* [Working data]:
********
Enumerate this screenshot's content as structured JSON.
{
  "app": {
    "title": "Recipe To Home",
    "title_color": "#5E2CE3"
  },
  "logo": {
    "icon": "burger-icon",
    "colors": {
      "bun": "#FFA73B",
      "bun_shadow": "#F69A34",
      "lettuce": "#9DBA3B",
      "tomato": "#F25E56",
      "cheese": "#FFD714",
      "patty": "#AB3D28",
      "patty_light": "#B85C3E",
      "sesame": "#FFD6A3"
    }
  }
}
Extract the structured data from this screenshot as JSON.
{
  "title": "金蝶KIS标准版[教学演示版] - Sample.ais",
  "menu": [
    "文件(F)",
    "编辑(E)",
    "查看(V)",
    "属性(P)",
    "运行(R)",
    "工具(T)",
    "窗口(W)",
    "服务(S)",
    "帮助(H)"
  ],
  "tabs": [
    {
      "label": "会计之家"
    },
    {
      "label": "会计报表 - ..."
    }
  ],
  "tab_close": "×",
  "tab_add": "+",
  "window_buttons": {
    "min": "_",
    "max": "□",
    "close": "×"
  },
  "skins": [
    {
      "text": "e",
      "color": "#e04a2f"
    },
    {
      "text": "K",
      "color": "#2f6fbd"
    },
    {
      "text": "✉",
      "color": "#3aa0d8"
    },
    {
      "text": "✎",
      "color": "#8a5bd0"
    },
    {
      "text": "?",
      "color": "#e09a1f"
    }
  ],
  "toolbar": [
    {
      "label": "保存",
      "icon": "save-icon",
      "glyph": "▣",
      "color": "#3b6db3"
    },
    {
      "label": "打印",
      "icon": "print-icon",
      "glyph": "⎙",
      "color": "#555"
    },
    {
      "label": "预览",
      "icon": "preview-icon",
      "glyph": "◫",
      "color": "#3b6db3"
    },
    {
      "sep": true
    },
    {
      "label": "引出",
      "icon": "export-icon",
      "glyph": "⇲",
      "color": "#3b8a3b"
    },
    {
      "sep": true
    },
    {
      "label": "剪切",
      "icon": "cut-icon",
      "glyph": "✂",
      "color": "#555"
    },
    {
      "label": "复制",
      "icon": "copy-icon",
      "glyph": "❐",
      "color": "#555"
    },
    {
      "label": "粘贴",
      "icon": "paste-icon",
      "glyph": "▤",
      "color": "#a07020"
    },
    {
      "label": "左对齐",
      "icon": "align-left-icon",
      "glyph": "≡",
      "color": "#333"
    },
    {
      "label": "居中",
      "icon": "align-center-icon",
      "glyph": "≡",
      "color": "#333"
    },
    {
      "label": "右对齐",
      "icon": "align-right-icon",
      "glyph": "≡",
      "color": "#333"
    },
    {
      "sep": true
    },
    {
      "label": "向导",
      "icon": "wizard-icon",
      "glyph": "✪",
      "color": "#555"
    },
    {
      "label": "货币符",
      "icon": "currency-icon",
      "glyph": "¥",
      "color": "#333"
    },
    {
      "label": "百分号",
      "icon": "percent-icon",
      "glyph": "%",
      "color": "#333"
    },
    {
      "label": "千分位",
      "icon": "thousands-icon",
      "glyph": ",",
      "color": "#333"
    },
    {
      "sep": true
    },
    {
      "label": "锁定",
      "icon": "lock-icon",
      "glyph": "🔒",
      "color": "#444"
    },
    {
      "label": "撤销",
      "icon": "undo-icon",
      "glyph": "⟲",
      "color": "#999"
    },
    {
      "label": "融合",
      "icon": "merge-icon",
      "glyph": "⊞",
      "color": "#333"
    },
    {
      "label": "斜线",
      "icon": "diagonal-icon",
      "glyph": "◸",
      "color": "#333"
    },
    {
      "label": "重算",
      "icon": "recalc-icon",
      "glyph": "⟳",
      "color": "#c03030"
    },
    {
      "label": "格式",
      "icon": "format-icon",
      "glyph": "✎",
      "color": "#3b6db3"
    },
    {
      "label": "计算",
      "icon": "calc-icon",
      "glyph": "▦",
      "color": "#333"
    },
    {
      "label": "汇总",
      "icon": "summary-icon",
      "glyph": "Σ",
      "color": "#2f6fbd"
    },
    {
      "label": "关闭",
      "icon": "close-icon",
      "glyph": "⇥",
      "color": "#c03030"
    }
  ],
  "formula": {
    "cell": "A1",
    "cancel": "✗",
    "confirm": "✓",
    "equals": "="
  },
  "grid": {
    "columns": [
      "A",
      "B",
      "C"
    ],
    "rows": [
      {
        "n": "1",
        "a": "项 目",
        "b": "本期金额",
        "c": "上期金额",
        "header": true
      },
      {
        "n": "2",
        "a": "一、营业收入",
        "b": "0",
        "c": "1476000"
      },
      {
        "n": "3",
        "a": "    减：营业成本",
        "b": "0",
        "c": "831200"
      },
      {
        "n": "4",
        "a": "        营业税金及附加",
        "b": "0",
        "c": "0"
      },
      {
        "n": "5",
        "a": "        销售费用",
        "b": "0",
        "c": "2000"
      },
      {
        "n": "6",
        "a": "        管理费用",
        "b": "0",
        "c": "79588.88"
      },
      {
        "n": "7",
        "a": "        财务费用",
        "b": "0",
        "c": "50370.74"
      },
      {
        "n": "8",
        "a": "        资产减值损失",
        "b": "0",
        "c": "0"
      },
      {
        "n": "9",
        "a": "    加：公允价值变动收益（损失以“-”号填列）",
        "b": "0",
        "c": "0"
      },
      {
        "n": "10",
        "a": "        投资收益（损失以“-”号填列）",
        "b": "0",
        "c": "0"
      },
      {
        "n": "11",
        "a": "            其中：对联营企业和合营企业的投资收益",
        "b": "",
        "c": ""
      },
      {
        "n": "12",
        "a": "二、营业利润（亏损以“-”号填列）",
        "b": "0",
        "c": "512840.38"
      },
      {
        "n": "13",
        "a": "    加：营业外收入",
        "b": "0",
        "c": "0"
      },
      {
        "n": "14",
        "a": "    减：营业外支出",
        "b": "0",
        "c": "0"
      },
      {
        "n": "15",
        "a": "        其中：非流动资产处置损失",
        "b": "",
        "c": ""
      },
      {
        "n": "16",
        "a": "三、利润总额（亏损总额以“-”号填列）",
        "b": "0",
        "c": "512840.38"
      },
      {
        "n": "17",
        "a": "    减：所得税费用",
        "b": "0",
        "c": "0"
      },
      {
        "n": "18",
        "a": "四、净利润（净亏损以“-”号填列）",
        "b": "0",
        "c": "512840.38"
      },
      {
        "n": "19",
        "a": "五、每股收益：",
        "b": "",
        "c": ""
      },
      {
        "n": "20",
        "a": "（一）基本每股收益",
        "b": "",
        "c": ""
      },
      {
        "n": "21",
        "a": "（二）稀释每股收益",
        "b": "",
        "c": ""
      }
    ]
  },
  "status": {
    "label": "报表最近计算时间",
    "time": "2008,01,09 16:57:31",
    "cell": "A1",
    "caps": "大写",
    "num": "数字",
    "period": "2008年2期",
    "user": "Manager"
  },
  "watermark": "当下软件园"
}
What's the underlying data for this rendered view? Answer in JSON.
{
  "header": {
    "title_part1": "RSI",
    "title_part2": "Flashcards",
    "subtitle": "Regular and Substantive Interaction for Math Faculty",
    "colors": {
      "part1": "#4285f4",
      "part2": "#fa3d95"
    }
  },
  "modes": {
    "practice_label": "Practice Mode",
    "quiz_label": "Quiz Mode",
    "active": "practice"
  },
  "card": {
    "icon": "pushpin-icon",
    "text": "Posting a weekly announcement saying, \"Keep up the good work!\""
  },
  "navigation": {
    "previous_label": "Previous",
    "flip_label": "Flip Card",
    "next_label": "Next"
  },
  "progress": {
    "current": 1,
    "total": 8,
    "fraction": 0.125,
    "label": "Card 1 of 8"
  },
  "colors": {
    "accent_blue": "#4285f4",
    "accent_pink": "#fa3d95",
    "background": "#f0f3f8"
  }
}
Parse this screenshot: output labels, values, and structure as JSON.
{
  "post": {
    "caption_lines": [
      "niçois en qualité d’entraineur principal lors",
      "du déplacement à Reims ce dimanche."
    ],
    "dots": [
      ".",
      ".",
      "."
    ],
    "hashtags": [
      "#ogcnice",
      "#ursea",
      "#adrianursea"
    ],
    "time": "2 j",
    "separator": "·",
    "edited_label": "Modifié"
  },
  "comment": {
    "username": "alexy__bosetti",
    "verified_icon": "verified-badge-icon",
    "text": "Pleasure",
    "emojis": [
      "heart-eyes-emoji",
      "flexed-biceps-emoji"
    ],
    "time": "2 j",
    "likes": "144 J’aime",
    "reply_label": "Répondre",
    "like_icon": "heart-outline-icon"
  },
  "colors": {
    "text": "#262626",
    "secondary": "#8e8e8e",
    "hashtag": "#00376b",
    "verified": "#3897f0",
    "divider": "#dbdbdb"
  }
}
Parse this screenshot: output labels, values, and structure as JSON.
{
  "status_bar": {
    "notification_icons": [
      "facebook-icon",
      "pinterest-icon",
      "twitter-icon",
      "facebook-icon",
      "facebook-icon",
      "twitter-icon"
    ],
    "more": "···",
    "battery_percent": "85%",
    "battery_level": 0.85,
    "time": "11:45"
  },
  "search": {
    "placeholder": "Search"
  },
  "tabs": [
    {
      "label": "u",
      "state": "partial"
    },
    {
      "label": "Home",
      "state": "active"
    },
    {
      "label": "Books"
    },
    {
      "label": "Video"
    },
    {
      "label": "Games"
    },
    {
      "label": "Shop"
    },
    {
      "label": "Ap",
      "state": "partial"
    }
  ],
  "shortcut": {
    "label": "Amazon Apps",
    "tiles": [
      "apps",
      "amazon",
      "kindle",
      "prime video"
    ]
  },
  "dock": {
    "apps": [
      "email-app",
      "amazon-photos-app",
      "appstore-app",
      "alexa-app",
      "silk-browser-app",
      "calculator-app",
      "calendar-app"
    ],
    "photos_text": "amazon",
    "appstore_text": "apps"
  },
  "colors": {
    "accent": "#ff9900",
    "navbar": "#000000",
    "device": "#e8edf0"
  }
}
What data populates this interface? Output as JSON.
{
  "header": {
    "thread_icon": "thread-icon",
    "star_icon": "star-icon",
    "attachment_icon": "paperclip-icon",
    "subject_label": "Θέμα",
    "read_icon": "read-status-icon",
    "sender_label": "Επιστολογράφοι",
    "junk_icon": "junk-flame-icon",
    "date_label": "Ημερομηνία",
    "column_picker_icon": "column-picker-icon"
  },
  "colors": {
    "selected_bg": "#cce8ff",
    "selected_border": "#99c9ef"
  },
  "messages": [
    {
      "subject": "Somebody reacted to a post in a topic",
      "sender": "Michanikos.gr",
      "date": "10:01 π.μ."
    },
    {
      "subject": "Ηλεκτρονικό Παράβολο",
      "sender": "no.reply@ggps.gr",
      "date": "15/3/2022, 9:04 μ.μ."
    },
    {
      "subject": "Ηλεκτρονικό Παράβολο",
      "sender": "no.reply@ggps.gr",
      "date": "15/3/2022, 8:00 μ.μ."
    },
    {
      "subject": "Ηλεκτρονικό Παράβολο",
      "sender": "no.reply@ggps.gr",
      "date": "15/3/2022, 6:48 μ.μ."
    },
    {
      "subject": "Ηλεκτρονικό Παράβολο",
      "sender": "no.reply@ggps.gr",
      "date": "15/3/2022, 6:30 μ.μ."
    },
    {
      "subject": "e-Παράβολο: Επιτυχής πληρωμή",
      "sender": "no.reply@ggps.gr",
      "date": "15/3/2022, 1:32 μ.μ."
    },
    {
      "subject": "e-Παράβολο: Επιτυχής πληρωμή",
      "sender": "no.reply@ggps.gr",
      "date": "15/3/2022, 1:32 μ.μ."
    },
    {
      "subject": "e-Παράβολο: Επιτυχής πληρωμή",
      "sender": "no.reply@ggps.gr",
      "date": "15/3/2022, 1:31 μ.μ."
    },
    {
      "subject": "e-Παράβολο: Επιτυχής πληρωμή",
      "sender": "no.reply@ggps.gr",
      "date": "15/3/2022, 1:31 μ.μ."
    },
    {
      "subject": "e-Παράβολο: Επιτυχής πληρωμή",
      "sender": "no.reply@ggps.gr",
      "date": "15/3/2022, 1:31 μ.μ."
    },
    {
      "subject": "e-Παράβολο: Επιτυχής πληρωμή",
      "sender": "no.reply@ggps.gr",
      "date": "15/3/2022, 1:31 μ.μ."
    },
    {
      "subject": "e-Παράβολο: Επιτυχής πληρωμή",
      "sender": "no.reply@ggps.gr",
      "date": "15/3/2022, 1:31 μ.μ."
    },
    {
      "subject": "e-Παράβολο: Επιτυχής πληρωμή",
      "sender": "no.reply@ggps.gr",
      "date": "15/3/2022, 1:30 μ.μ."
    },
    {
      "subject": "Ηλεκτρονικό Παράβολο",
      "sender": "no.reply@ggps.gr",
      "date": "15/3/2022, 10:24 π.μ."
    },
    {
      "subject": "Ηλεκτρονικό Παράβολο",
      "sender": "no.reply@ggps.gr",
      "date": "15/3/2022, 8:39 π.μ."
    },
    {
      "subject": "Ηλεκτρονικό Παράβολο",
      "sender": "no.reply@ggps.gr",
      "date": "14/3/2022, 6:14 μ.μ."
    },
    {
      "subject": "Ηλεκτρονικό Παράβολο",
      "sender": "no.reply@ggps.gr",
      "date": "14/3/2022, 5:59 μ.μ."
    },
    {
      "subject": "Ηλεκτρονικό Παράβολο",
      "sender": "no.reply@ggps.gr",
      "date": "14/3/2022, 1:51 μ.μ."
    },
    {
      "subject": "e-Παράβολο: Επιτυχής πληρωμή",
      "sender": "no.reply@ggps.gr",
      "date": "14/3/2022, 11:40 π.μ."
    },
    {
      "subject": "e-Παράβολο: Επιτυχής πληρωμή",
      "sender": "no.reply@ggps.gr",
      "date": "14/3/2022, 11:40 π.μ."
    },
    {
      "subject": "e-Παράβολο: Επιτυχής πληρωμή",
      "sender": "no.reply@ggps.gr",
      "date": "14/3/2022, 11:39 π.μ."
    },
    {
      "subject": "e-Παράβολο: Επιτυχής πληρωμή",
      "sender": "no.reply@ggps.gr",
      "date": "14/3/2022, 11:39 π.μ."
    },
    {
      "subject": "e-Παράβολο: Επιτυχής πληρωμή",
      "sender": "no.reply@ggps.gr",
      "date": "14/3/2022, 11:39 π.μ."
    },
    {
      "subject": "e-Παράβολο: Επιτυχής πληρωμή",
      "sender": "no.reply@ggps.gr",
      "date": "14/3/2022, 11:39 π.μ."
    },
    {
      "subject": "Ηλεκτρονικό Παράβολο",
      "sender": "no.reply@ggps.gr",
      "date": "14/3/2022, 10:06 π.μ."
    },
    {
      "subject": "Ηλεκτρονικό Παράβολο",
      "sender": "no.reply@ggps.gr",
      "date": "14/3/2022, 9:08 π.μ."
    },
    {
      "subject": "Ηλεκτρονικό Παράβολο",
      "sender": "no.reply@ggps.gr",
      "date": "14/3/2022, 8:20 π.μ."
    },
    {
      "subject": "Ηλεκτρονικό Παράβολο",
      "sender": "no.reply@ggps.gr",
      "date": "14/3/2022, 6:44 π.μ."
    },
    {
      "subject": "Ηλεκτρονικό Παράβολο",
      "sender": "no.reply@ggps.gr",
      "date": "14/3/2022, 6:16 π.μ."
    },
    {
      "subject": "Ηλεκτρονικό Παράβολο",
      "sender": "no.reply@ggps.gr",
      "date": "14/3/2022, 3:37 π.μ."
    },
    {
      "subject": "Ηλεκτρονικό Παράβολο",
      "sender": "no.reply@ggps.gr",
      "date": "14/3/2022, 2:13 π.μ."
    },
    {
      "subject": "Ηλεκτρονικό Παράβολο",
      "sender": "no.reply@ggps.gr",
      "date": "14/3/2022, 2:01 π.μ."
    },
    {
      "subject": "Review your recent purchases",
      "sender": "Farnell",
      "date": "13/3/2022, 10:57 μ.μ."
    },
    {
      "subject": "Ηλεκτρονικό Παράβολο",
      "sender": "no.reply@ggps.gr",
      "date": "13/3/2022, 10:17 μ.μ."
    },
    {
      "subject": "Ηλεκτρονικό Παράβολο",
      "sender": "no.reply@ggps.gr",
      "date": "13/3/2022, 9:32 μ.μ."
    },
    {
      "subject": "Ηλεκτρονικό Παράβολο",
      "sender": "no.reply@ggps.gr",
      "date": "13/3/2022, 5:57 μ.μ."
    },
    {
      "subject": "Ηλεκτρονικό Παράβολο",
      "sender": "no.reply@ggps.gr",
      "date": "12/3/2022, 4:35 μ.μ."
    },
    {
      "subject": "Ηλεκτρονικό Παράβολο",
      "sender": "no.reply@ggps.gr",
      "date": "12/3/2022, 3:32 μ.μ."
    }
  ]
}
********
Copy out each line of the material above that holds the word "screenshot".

Enumerate this screenshot's content as structured JSON.
Extract the structured data from this screenshot as JSON.
Parse this screenshot: output labels, values, and structure as JSON.
Parse this screenshot: output labels, values, and structure as JSON.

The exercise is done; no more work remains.